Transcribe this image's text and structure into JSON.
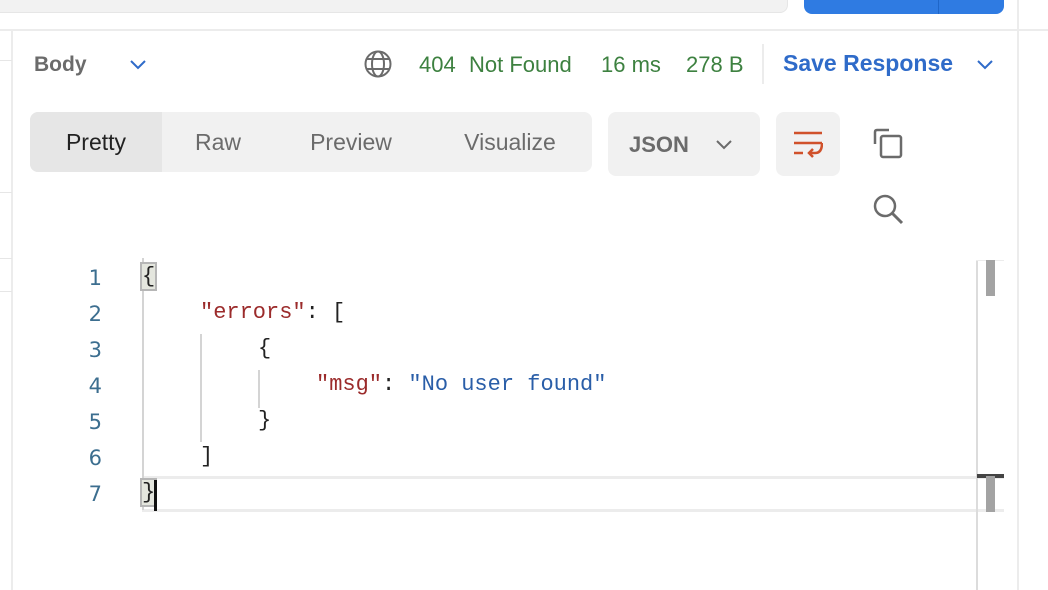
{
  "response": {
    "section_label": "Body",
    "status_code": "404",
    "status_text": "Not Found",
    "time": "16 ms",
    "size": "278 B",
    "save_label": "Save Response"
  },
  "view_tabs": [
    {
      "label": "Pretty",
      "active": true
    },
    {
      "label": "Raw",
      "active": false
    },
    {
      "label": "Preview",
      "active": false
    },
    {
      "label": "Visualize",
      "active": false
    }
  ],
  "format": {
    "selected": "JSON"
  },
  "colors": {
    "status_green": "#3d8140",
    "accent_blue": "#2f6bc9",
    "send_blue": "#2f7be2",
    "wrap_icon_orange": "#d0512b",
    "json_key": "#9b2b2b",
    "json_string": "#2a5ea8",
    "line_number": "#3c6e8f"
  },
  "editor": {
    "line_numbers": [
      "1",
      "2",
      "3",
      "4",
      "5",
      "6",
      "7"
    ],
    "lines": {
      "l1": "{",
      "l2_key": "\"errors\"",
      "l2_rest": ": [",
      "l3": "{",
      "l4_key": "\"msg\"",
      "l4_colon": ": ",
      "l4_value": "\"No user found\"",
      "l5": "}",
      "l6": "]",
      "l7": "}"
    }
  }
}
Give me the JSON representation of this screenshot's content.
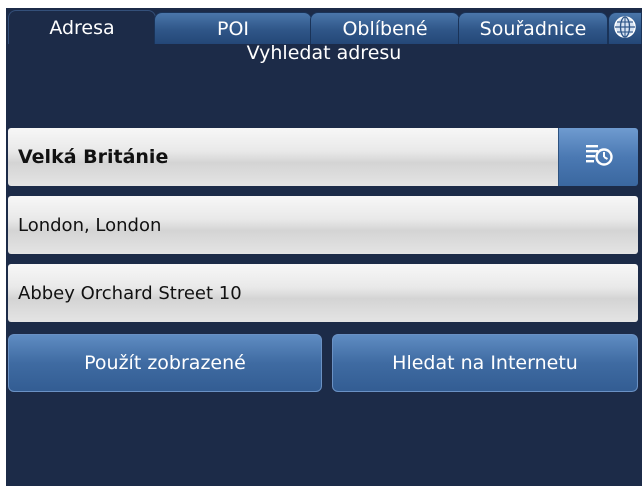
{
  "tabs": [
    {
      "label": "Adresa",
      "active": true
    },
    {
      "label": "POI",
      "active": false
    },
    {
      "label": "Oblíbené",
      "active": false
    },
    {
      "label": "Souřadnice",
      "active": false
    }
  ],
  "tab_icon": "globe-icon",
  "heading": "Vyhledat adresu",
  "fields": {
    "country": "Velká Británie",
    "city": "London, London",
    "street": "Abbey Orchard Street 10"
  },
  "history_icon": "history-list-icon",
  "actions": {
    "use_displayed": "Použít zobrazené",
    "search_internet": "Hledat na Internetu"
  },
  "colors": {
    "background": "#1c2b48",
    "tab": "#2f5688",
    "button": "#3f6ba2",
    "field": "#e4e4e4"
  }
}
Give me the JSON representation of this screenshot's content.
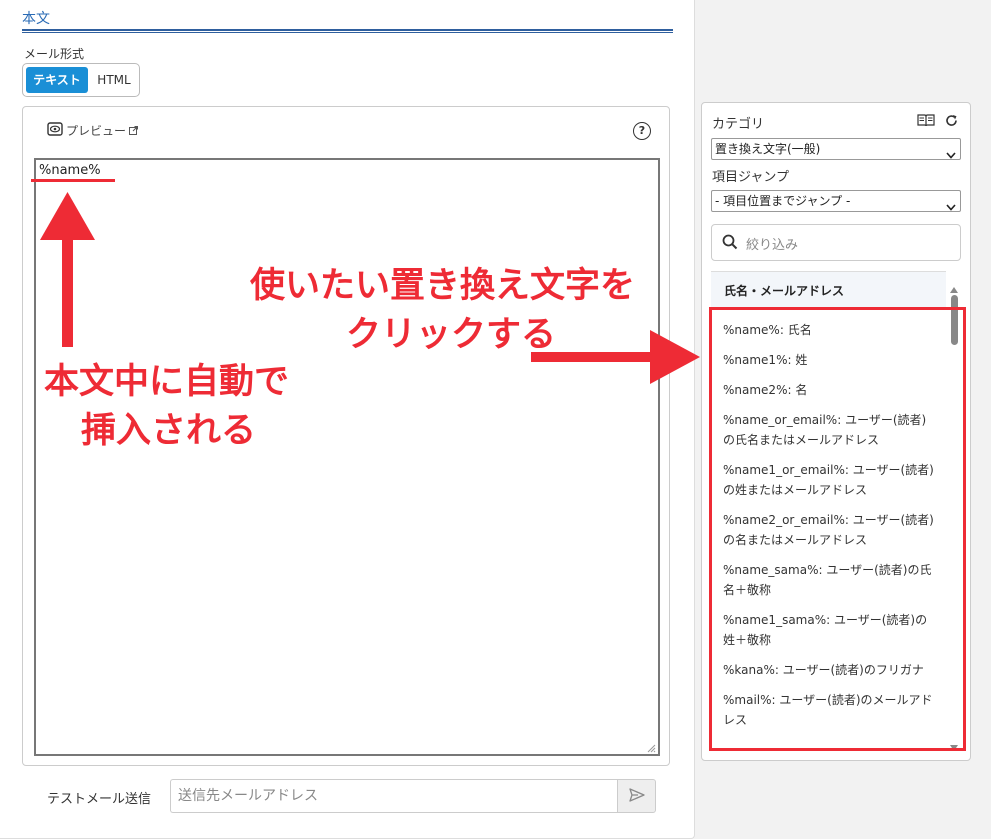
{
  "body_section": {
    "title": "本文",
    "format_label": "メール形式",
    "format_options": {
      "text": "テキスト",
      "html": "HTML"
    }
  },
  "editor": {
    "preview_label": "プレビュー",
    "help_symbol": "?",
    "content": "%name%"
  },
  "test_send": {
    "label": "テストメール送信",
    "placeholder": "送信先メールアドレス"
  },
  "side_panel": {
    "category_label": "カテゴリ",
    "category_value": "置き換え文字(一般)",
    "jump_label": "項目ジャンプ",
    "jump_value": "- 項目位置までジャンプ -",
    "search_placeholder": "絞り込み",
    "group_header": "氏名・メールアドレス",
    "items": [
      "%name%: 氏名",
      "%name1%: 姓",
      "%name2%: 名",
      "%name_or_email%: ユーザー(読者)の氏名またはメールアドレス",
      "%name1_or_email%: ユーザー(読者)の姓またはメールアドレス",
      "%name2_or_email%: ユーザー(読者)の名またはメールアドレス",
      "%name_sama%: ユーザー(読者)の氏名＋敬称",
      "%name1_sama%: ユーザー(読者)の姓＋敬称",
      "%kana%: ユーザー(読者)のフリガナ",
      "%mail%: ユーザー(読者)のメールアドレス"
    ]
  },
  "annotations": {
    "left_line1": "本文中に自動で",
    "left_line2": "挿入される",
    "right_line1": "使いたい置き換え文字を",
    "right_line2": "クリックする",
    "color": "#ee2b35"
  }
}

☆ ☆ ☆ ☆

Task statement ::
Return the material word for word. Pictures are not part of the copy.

Exercise response ::
Transcribe this image's text and structure into JSON.
{
  "response": {
    "section_label": "Body",
    "status_code": "404",
    "status_text": "Not Found",
    "time": "16 ms",
    "size": "278 B",
    "save_label": "Save Response"
  },
  "view_tabs": [
    {
      "label": "Pretty",
      "active": true
    },
    {
      "label": "Raw",
      "active": false
    },
    {
      "label": "Preview",
      "active": false
    },
    {
      "label": "Visualize",
      "active": false
    }
  ],
  "format": {
    "selected": "JSON"
  },
  "colors": {
    "status_green": "#3d8140",
    "accent_blue": "#2f6bc9",
    "send_blue": "#2f7be2",
    "wrap_icon_orange": "#d0512b",
    "json_key": "#9b2b2b",
    "json_string": "#2a5ea8",
    "line_number": "#3c6e8f"
  },
  "editor": {
    "line_numbers": [
      "1",
      "2",
      "3",
      "4",
      "5",
      "6",
      "7"
    ],
    "lines": {
      "l1": "{",
      "l2_key": "\"errors\"",
      "l2_rest": ": [",
      "l3": "{",
      "l4_key": "\"msg\"",
      "l4_colon": ": ",
      "l4_value": "\"No user found\"",
      "l5": "}",
      "l6": "]",
      "l7": "}"
    }
  }
}
Give me the JSON representation of this screenshot's content.
{
  "tabs": [
    {
      "label": "Adresa",
      "active": true
    },
    {
      "label": "POI",
      "active": false
    },
    {
      "label": "Oblíbené",
      "active": false
    },
    {
      "label": "Souřadnice",
      "active": false
    }
  ],
  "tab_icon": "globe-icon",
  "heading": "Vyhledat adresu",
  "fields": {
    "country": "Velká Británie",
    "city": "London, London",
    "street": "Abbey Orchard Street 10"
  },
  "history_icon": "history-list-icon",
  "actions": {
    "use_displayed": "Použít zobrazené",
    "search_internet": "Hledat na Internetu"
  },
  "colors": {
    "background": "#1c2b48",
    "tab": "#2f5688",
    "button": "#3f6ba2",
    "field": "#e4e4e4"
  }
}
Give me the JSON representation of this screenshot's content.
{
  "body_section": {
    "title": "本文",
    "format_label": "メール形式",
    "format_options": {
      "text": "テキスト",
      "html": "HTML"
    }
  },
  "editor": {
    "preview_label": "プレビュー",
    "help_symbol": "?",
    "content": "%name%"
  },
  "test_send": {
    "label": "テストメール送信",
    "placeholder": "送信先メールアドレス"
  },
  "side_panel": {
    "category_label": "カテゴリ",
    "category_value": "置き換え文字(一般)",
    "jump_label": "項目ジャンプ",
    "jump_value": "- 項目位置までジャンプ -",
    "search_placeholder": "絞り込み",
    "group_header": "氏名・メールアドレス",
    "items": [
      "%name%: 氏名",
      "%name1%: 姓",
      "%name2%: 名",
      "%name_or_email%: ユーザー(読者)の氏名またはメールアドレス",
      "%name1_or_email%: ユーザー(読者)の姓またはメールアドレス",
      "%name2_or_email%: ユーザー(読者)の名またはメールアドレス",
      "%name_sama%: ユーザー(読者)の氏名＋敬称",
      "%name1_sama%: ユーザー(読者)の姓＋敬称",
      "%kana%: ユーザー(読者)のフリガナ",
      "%mail%: ユーザー(読者)のメールアドレス"
    ]
  },
  "annotations": {
    "left_line1": "本文中に自動で",
    "left_line2": "挿入される",
    "right_line1": "使いたい置き換え文字を",
    "right_line2": "クリックする",
    "color": "#ee2b35"
  }
}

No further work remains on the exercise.